Requirement:
Among the lines below, which ones contain the word "again"? Copy every such line.

*** Data ***

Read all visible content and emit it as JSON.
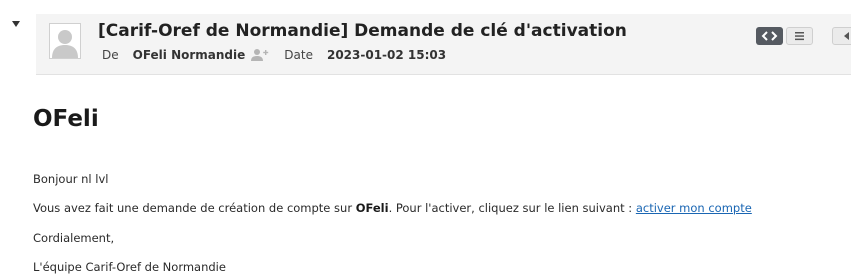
{
  "header": {
    "subject": "[Carif-Oref de Normandie] Demande de clé d'activation",
    "from_label": "De",
    "from_value": "OFeli Normandie",
    "date_label": "Date",
    "date_value": "2023-01-02 15:03"
  },
  "toolbar": {
    "source_icon": "code-icon",
    "plain_icon": "menu-lines-icon",
    "next_icon": "arrow-left-icon"
  },
  "body": {
    "title": "OFeli",
    "greeting": "Bonjour nl lvl",
    "line1_before": "Vous avez fait une demande de création de compte sur ",
    "line1_bold": "OFeli",
    "line1_after": ". Pour l'activer, cliquez sur le lien suivant : ",
    "line1_link": "activer mon compte",
    "closing": "Cordialement,",
    "signature": "L'équipe Carif-Oref de Normandie"
  },
  "colors": {
    "header_bg": "#f4f4f4",
    "link": "#1a66b3",
    "source_button": "#555a61"
  }
}
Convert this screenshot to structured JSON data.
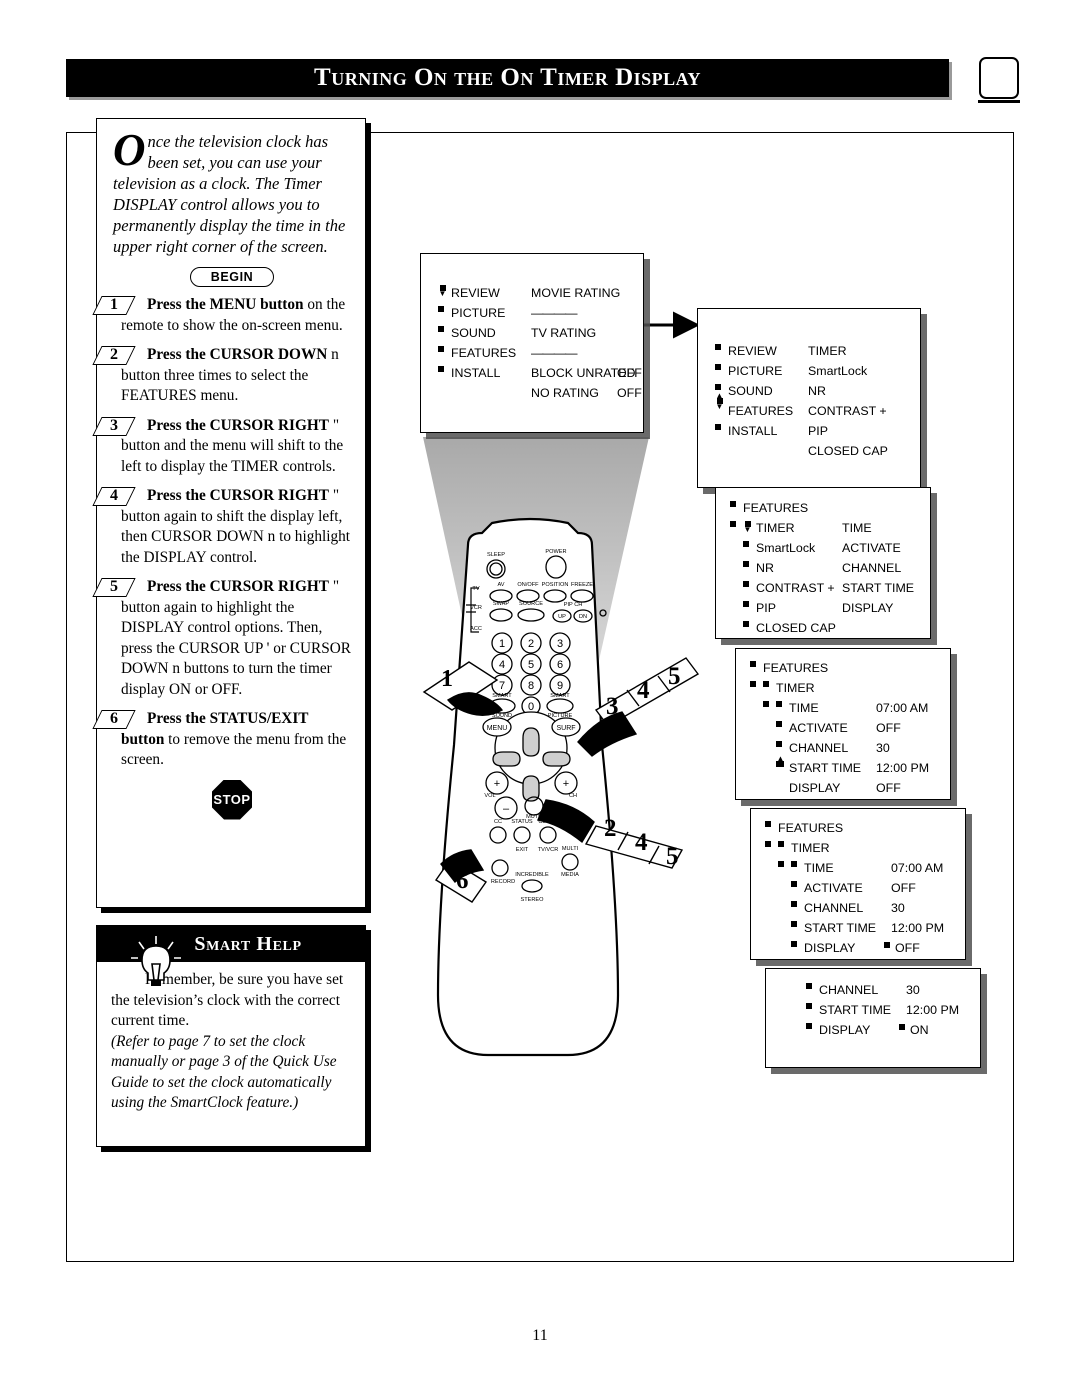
{
  "page": {
    "title": "Turning On the On Timer Display",
    "number": "11",
    "tv_icon": "tv-screen-icon"
  },
  "intro": {
    "dropcap": "O",
    "text": "nce the television clock has been set, you can use your television as a clock. The Timer DISPLAY control allows you to permanently display the time in the upper right corner of the screen."
  },
  "begin_badge": "BEGIN",
  "stop_badge": "STOP",
  "steps": [
    {
      "num": "1",
      "lead": "Press the MENU button",
      "rest": " on the remote to show the on-screen menu."
    },
    {
      "num": "2",
      "lead": "Press the CURSOR DOWN",
      "glyph": "n",
      "rest": " button three times to select the FEATURES menu."
    },
    {
      "num": "3",
      "lead": "Press the CURSOR RIGHT",
      "glyph": "\"",
      "rest": " button and the menu will shift to the left to display the TIMER controls."
    },
    {
      "num": "4",
      "lead": "Press the CURSOR RIGHT",
      "glyph": "\"",
      "rest": " button again to shift the display left, then CURSOR DOWN n to highlight the DISPLAY control."
    },
    {
      "num": "5",
      "lead": "Press the CURSOR RIGHT",
      "glyph": "\"",
      "rest": " button again to highlight the DISPLAY control options. Then, press the CURSOR UP ' or CURSOR DOWN n buttons to turn the timer display ON or OFF."
    },
    {
      "num": "6",
      "lead": "Press the STATUS/EXIT button",
      "rest": " to remove the menu from the screen."
    }
  ],
  "smart_help": {
    "header": "Smart Help",
    "icon": "lightbulb-icon",
    "paragraph1": "Remember, be sure you have set the television’s clock with the correct current time.",
    "paragraph2": "(Refer to page 7 to set the clock manually or page 3 of the Quick Use Guide to set the clock automatically using the SmartClock feature.)"
  },
  "osd_screens": [
    {
      "id": "menu-main",
      "left_items": [
        "REVIEW",
        "PICTURE",
        "SOUND",
        "FEATURES",
        "INSTALL"
      ],
      "right_items": [
        {
          "label": "MOVIE RATING",
          "value": ""
        },
        {
          "label": "————",
          "value": ""
        },
        {
          "label": "TV RATING",
          "value": ""
        },
        {
          "label": "————",
          "value": ""
        },
        {
          "label": "BLOCK UNRATED",
          "value": "OFF"
        },
        {
          "label": "NO RATING",
          "value": "OFF"
        }
      ],
      "cursor_on": "REVIEW"
    },
    {
      "id": "menu-features-selected",
      "left_items": [
        "REVIEW",
        "PICTURE",
        "SOUND",
        "FEATURES",
        "INSTALL"
      ],
      "right_items": [
        {
          "label": "TIMER",
          "value": ""
        },
        {
          "label": "SmartLock",
          "value": ""
        },
        {
          "label": "NR",
          "value": ""
        },
        {
          "label": "CONTRAST +",
          "value": ""
        },
        {
          "label": "PIP",
          "value": ""
        },
        {
          "label": "CLOSED CAP",
          "value": ""
        }
      ],
      "cursor_on": "FEATURES"
    },
    {
      "id": "menu-features-shifted",
      "header1": "FEATURES",
      "left_items": [
        "TIMER",
        "SmartLock",
        "NR",
        "CONTRAST +",
        "PIP",
        "CLOSED CAP"
      ],
      "right_items": [
        {
          "label": "TIME",
          "value": ""
        },
        {
          "label": "ACTIVATE",
          "value": ""
        },
        {
          "label": "CHANNEL",
          "value": ""
        },
        {
          "label": "START TIME",
          "value": ""
        },
        {
          "label": "DISPLAY",
          "value": ""
        }
      ],
      "cursor_on": "TIMER"
    },
    {
      "id": "menu-timer-values",
      "header1": "FEATURES",
      "header2": "TIMER",
      "rows": [
        {
          "label": "TIME",
          "value": "07:00 AM"
        },
        {
          "label": "ACTIVATE",
          "value": "OFF"
        },
        {
          "label": "CHANNEL",
          "value": "30"
        },
        {
          "label": "START TIME",
          "value": "12:00 PM"
        },
        {
          "label": "DISPLAY",
          "value": "OFF"
        }
      ],
      "cursor_on": "DISPLAY"
    },
    {
      "id": "menu-display-highlight",
      "header1": "FEATURES",
      "header2": "TIMER",
      "rows": [
        {
          "label": "TIME",
          "value": "07:00 AM"
        },
        {
          "label": "ACTIVATE",
          "value": "OFF"
        },
        {
          "label": "CHANNEL",
          "value": "30"
        },
        {
          "label": "START TIME",
          "value": "12:00 PM"
        },
        {
          "label": "DISPLAY",
          "value": "OFF",
          "value_cursor": "\""
        }
      ],
      "cursor_on": "DISPLAY"
    },
    {
      "id": "menu-display-on",
      "rows": [
        {
          "label": "CHANNEL",
          "value": "30"
        },
        {
          "label": "START TIME",
          "value": "12:00 PM"
        },
        {
          "label": "DISPLAY",
          "value": "ON",
          "value_cursor": "\""
        }
      ]
    }
  ],
  "remote": {
    "name": "remote-control-illustration",
    "buttons": {
      "sleep": "SLEEP",
      "power": "POWER",
      "tv": "TV",
      "vcr": "VCR",
      "acc": "ACC",
      "av": "AV",
      "onoff": "ON/OFF",
      "position": "POSITION",
      "freeze": "FREEZE",
      "swap": "SWAP",
      "source": "SOURCE",
      "pipch": "PIP CH",
      "up": "UP",
      "dn": "DN",
      "digits": [
        "1",
        "2",
        "3",
        "4",
        "5",
        "6",
        "7",
        "8",
        "9",
        "0"
      ],
      "smart_sound": "SMART SOUND",
      "smart_picture": "SMART PICTURE",
      "menu": "MENU",
      "surf": "SURF",
      "vol": "VOL",
      "ch": "CH",
      "mute": "MUTE",
      "cc": "CC",
      "status_exit": "STATUS EXIT",
      "clock_tvvcr": "CLOCK TV/VCR",
      "record": "RECORD",
      "multi_media": "MULTI MEDIA",
      "incredible_stereo": "INCREDIBLE STEREO"
    },
    "callouts": [
      {
        "id": "callout-1",
        "labels": [
          "1"
        ]
      },
      {
        "id": "callout-345",
        "labels": [
          "3",
          "4",
          "5"
        ]
      },
      {
        "id": "callout-245",
        "labels": [
          "2",
          "4",
          "5"
        ]
      },
      {
        "id": "callout-6",
        "labels": [
          "6"
        ]
      }
    ]
  }
}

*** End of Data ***

Answer to the exercise:
      "rest": " button again to shift the display left, then CURSOR DOWN n to highlight the DISPLAY control."
      "rest": " button again to highlight the DISPLAY control options. Then, press the CURSOR UP ' or CURSOR DOWN n buttons to turn the timer display ON or OFF."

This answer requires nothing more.